(Collection entries)
•••••

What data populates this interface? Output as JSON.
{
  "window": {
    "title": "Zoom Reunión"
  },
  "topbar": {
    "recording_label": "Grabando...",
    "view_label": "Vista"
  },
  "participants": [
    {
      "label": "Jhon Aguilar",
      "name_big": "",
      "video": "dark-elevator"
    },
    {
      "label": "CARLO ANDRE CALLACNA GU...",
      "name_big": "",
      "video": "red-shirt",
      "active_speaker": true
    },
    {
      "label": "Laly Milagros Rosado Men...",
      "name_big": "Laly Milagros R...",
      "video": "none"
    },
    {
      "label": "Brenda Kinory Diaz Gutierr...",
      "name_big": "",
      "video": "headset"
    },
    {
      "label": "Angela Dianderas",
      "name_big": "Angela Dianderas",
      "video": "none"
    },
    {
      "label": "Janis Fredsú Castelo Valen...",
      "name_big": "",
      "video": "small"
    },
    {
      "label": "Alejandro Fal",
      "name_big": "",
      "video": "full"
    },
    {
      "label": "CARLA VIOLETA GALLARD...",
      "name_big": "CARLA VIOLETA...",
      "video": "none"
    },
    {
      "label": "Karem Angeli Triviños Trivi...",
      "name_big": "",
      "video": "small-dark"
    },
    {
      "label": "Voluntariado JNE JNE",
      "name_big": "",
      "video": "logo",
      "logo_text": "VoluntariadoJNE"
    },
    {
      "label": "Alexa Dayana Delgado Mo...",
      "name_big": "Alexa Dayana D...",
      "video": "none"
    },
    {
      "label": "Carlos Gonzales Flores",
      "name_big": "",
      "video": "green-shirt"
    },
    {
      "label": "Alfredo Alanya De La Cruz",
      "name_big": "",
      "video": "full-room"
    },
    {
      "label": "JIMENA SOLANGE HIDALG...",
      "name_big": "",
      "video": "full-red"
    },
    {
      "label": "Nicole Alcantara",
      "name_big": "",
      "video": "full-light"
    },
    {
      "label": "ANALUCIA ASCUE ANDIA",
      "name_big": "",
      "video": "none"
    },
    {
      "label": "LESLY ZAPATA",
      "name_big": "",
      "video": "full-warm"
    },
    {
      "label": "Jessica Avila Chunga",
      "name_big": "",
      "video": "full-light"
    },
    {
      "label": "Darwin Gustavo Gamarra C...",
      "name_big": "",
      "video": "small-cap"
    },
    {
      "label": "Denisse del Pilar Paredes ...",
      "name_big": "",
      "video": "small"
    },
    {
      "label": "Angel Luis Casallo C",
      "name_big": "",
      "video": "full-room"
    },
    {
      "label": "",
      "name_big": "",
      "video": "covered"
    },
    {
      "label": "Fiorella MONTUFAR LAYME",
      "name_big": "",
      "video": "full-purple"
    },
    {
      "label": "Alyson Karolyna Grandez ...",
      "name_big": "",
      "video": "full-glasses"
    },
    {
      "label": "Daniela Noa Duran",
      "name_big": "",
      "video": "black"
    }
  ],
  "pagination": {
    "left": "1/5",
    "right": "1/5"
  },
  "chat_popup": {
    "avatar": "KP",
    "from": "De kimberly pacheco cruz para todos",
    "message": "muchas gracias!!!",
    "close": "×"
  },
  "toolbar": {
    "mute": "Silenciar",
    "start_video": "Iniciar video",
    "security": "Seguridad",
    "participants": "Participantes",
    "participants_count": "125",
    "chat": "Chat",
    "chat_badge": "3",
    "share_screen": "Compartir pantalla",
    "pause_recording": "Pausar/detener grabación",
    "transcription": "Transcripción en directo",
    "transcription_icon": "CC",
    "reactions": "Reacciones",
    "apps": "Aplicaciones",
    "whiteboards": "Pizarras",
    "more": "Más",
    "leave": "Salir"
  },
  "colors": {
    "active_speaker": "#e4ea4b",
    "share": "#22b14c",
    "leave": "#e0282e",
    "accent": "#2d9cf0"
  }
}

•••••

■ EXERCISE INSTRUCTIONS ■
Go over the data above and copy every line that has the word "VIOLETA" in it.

■ RESULT OF THE EXERCISE ■
      "label": "CARLA VIOLETA GALLARD...",
      "name_big": "CARLA VIOLETA...",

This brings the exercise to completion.